We get so tangled up, it’s hard to know
What is hers and what’s my own.
Vines at the bottom of an olive grove.
Foy Vance

When two people find each other and decide that they can spend their lives together, something special happens. A process of getting to know each other more deeply than we’ve known any other person starts. We start to know each other’s worlds. We start to understand the things that excite them or those things that make them tick.

The longer we continue this pursuit, the we might even find ourselves becoming more and more like the other person. We finish each other’s sentences and can almost seem to predict the future when it comes to our partner.

This is the groundwork for intimacy. Songwriter Foy Vance describes this state as the vines at the bottom of an olive grove. And it can be a beautiful state to be in, but it can also have some real fears associated with it too.

What Is Intimacy?

Do you have time for some word association? What ideas come to mind when you think about intimacy?

Arguably, most people come up initially with ideas that relate to sexuality. It’s important to know that that there’s far more to the idea than just this, but it actually is a fantastic place to start.

First of all, it’s usually true that we aren’t intimate with just anyone. We are truly intimate with a relatively small number of people. We’re pretty selective about the people that we are sexually involved with. That looks different for every single person and we all have our own set of attractions and values that lead us into these sorts of relationships. If we think about having deeper, emotionally intimate connections with people, the same thing is true. We don’t reveal our deepest darkest secrets or the most important parts of ourselves to just anyone. It requires trust and a sense of safety that what we share is protected within the relationship.

Secondly, when we are sexually intimate with someone, we are literally laid bare. It’s the naked truth and not much else. There’s nothing to hide. There’s nothing to cover up or keep secret. Everything is in the open.

Like, everything.

This extends outside of the sexual realm too. The degree to which we feel safe is directly related to how emotionally bare we want to be as well. When we feel safe enough to be who we really are, we are more willing to let our partner see the truth. We are more able to express our feelings without any worry that we are going to be mocked, or betrayed, or rejected.
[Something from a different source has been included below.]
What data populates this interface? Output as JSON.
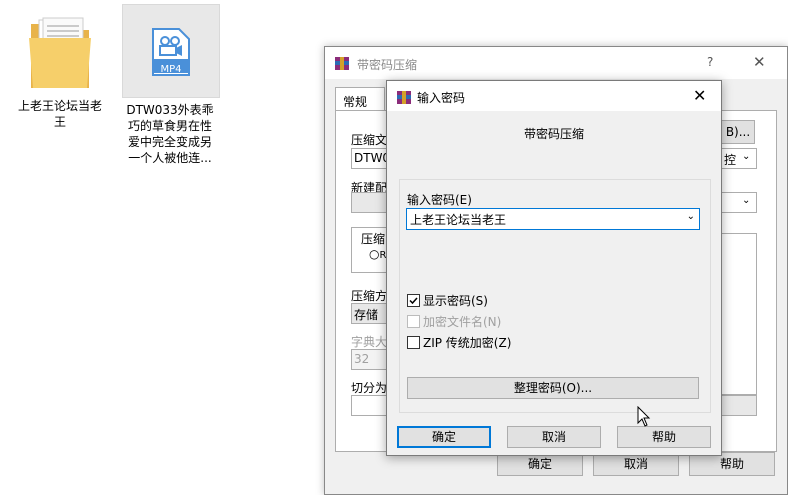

We would never want this to happen to us sexually. The same danger exists in all forms of intimacy.

Which brings us to our third idea: vulnerability. To open ourselves up in this way is to expose ourselves to the highest levels of vulnerability that a person can imagine. There is a risk of rejection inherent in the trust that is required for intimacy. The other person can, in fact, reject you at any moment. Your truths are completely in their hands. Imagine that pain for just a moment: You have seen who I really am and you’ve rejected me. You know my weaknesses, and you exploited them.

The potential for this great pain, though, comes with the potential for great connection. If you’ve ever experienced this sort of intimate emotional connection, you already know the incredible impact on your life. There is something validating and enriching about knowing that someone understands you in a way that no one else does and that they choose to be with you; they choose to pursue you each and every day.

Great intimacy comes with great responsibility. It’s powerful and brings with it great risks as well as great rewards.

When you know someone intimately, you understand that they are beautiful, complex human beings. You understand that their responses come from a place that is not entirely contained in their bodies. They have histories and experiences that have formed them. They have circuitry in their brain that respond even faster than they can think.

You also start to realize that your own life interacts with theirs in deep ways. The way that you choose to speak, the words you choose to use, cut deeper and have the power to encourage them more than most other people. They value your opinion more than others. They want to always know that you love them unconditionally.

Intimacy is Risky.

Incidentally, this is exactly why therapy can be risky too. Therapists work in the world of intimate relationships on a daily basis; the positive effects of therapy depend on the ability to clients and therapists to form a healthy, intimate relationship, full of trust and positivity. Therapists specialize in creating a sense of safety and spurring conversation that probe those areas where the most hurt – and the most risk – exist. Therapy works because, no matter what you may be holding onto from your past, therapists reinforce that they understand your scenario and that the way you respond makes sense.

It’s means that you’re not alone.

This is one of the most powerful aspects of intimacy – realizing that there is another human being that sees and hears your story and still chooses to love you and support you.

Intimacy is important. The depths to which we know another person enables us to know their world with nearly the same detail as we can know our own.

I like to call this a High-Definition Relationship. It’s this kind of relationship that we’ll start to describe in our next post.



Check out the entire Everything Matters series!

Olive Grove in Peroulades” by Kat Sommers is licensed by CC BY-SA 2.0.